Legendary… Auguste Escoffier (1846-1935). Photography: Aliyah

5. Monsieur Escoffier in White Truffles in Winter by NM Kelby
Legendary French chef, Auguste Escoffier, is reimagined in his final year, as he returns to his wife, Delphine. She asks him to make her a dish, just like he did for the other love of his life, actress Sarah Bernhardt (a creamy strawberry dessert he named Strawberries Sarah Bernhardt and a chocolate macaron also called Sarah Bernhardt). We follow Escoffier as he reflects and then prepares a final menu for his wife: scrambled eggs served in their shells with wild caviar; a casserole of pigeon and peas; and wild strawberries served with brie “drizzled with candied lavender and honey”.

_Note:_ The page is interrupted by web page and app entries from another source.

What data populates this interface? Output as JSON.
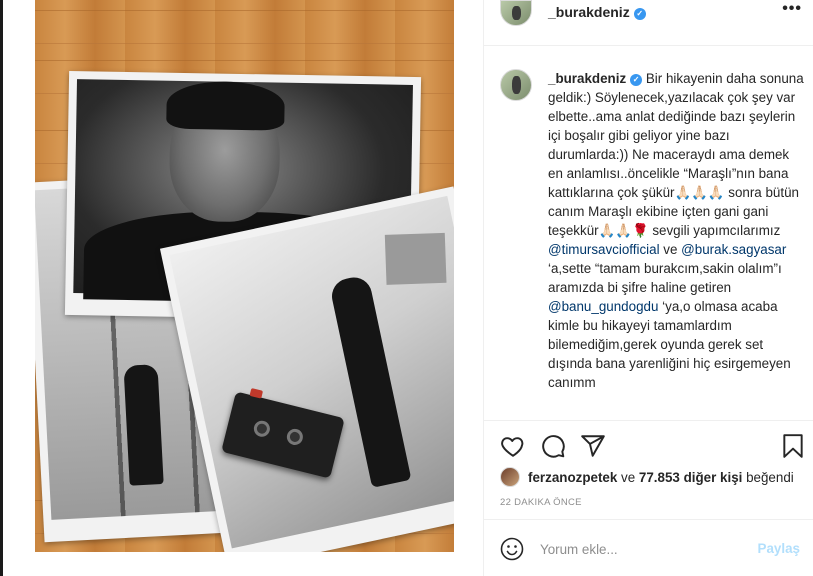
{
  "post": {
    "username": "_burakdeniz",
    "verified_mark": "✓",
    "more_label": "•••"
  },
  "caption": {
    "username": "_burakdeniz",
    "segments": [
      {
        "type": "text",
        "text": " Bir hikayenin daha sonuna geldik:) Söylenecek,yazılacak çok şey var elbette..ama anlat dediğinde bazı şeylerin içi boşalır gibi geliyor yine bazı durumlarda:)) Ne maceraydı ama demek en anlamlısı..öncelikle “Maraşlı”nın bana kattıklarına çok şükür🙏🏻🙏🏻🙏🏻 sonra bütün canım Maraşlı ekibine içten gani gani teşekkür🙏🏻🙏🏻🌹 sevgili yapımcılarımız "
      },
      {
        "type": "mention",
        "text": "@timursavciofficial"
      },
      {
        "type": "text",
        "text": " ve "
      },
      {
        "type": "mention",
        "text": "@burak.sagyasar"
      },
      {
        "type": "text",
        "text": " ‘a,sette “tamam burakcım,sakin olalım”ı aramızda bi şifre haline getiren "
      },
      {
        "type": "mention",
        "text": "@banu_gundogdu"
      },
      {
        "type": "text",
        "text": " ‘ya,o olmasa acaba kimle bu hikayeyi tamamlardım bilemediğim,gerek oyunda gerek set dışında bana yarenliğini hiç esirgemeyen canımm"
      }
    ]
  },
  "likes": {
    "liker": "ferzanozpetek",
    "connector": " ve ",
    "count_text": "77.853 diğer kişi",
    "suffix": " beğendi"
  },
  "timestamp": "22 dakika önce",
  "comment": {
    "placeholder": "Yorum ekle...",
    "post_label": "Paylaş"
  },
  "icons": {
    "like": "heart-icon",
    "comment": "comment-icon",
    "share": "share-icon",
    "save": "bookmark-icon",
    "emoji": "emoji-icon"
  },
  "colors": {
    "link": "#00376b",
    "verified": "#3897f0",
    "post_button_disabled": "#b2dffc",
    "muted": "#8e8e8e"
  }
}
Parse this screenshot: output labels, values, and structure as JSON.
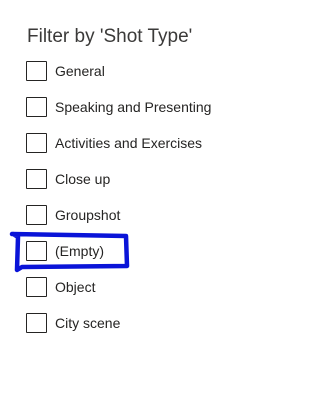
{
  "filter": {
    "title": "Filter by 'Shot Type'",
    "options": [
      {
        "label": "General",
        "checked": false
      },
      {
        "label": "Speaking and Presenting",
        "checked": false
      },
      {
        "label": "Activities and Exercises",
        "checked": false
      },
      {
        "label": "Close up",
        "checked": false
      },
      {
        "label": "Groupshot",
        "checked": false
      },
      {
        "label": "(Empty)",
        "checked": false
      },
      {
        "label": "Object",
        "checked": false
      },
      {
        "label": "City scene",
        "checked": false
      }
    ]
  },
  "annotation": {
    "highlighted_option": "(Empty)",
    "color": "#0a14d8"
  }
}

6. Mr. Armand in The Summer of the Reines-Claude by Rumer Godden
Godden’s much-loved 1958 novel features a chef – Monsieur Armand. Based in Champagne, France, where a mother and five children are locked up for the summer, Armand runs a vast kitchen with “always a good smell of cooked onions, fresh bread, coffee and wine”. His kitchen (“Tarragon chicken, veal and entrecôtes, salads and snails with garlic butter”) and the discovery of French cuisine by the narrator Cecil form an evocative setting, inevitably shaping this story of love and deception. Meanwhile, Armand drinks a bottle of wine between lunch and dinner, and fattens Cecil’s sister with “slices of chicken and spoonfuls of cream”.

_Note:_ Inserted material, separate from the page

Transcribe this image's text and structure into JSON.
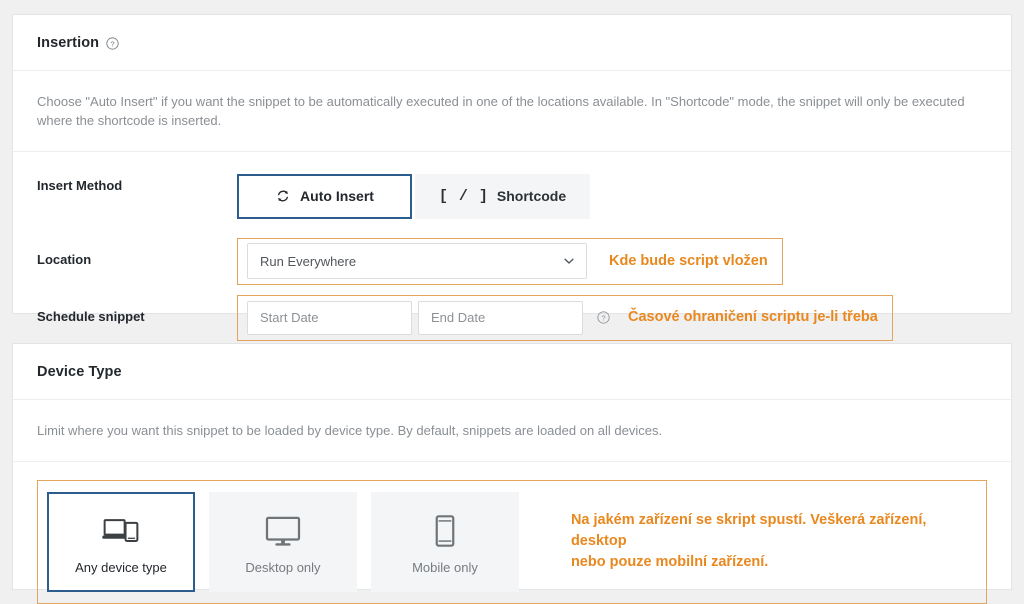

7. Tilo in The Mistress of Spices by Chitra Banerjee Divakaruni
Tilo is an Indian immigrant who runs a spice store in California. As she roasts, grinds and blends spices, she also brings her wisdom and guidance to her local community. Until a lonely American girl shows up, threatening to destroy her magical powers forever. Sumptuous descriptions of spices are woven through this story of magic and myth – “fried chickpeas, yellow sticks of sev, spiced peanuts in their red skins… whole mung beans green like moss… spiced clove tea.” Like Eliza Acton, Divakaruni was first a poet – and it shows in her shrewd prose.

8. Rosa in Lily Prior’s Kitchen
Rosa Fiore is a solitary librarian passionate about the cuisine of her Sicilian homeland. When Randolph Hunt (Rosa only knows him as L’Inglese) comes to research the local cuisine, Rosa’s life changes. After a summer of fervent cooking, eating, and sex, he disappears, leaving Rosa to seek solace – once again – in the kitchen. Caponata, pasta, soup, pies, marzipan, cakes, roast pork, mountain spinach, rosemary potatoes, quince apple pie… but how will Rosa ever forget the man who ate oysters from her naked body and weaved spaghetti bolognese in her hair?

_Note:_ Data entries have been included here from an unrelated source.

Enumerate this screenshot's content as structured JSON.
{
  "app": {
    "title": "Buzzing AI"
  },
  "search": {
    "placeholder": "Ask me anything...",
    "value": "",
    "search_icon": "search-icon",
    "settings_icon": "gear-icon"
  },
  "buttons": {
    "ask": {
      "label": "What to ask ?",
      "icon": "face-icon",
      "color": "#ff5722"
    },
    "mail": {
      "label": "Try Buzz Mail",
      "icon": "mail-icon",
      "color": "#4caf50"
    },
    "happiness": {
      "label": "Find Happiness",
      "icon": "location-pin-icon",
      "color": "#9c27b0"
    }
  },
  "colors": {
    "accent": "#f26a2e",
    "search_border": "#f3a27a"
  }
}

9. Gabrielle in The story of Elizabeth Ayrton’s cook
Ayrton has written several cookbooks and his understanding of food radiates from this first novel (published in the US as Sauce and Sensuality). Gabrielle has transformed her parents’ roadside cafe into a much-loved hotel, serving classic French dishes. When she falls in love with Erasmus Delacroix, Gabrielle must choose between being a wife or a professional cook. As she reflects, she tells the stories of the many talented cooks in her family, from great-great-grandmother Marthe to Aunt Solange. Ayrton takes up the favorite dishes of each cook (chicken with white grapes, apricot tart, fondue), so that the recipes, “all practical and proven”, can be followed by readers.

10. Gerald Samper in Cooking with Fernet Branca by James Hamilton-Paterson
Gerald is a C-list celebrity ghostwriter who likes to invent recipes. From his Tuscan hillside, he cooks with great enthusiasm, using copious amounts of an Italian digestive called Fernet Branca. The plot is fast but silly, the characters ridiculous but hilarious, and the recipes imaginative but ridiculous. Chocolate mussels, garlic ice cream, cat and kerosene tart, all doused in Fernet Branca, and described by one reviewer as “persisting in the mind like poems”. This romance prank is a perfect reminder that no cook should take themselves too seriously.

Freeda S. Scott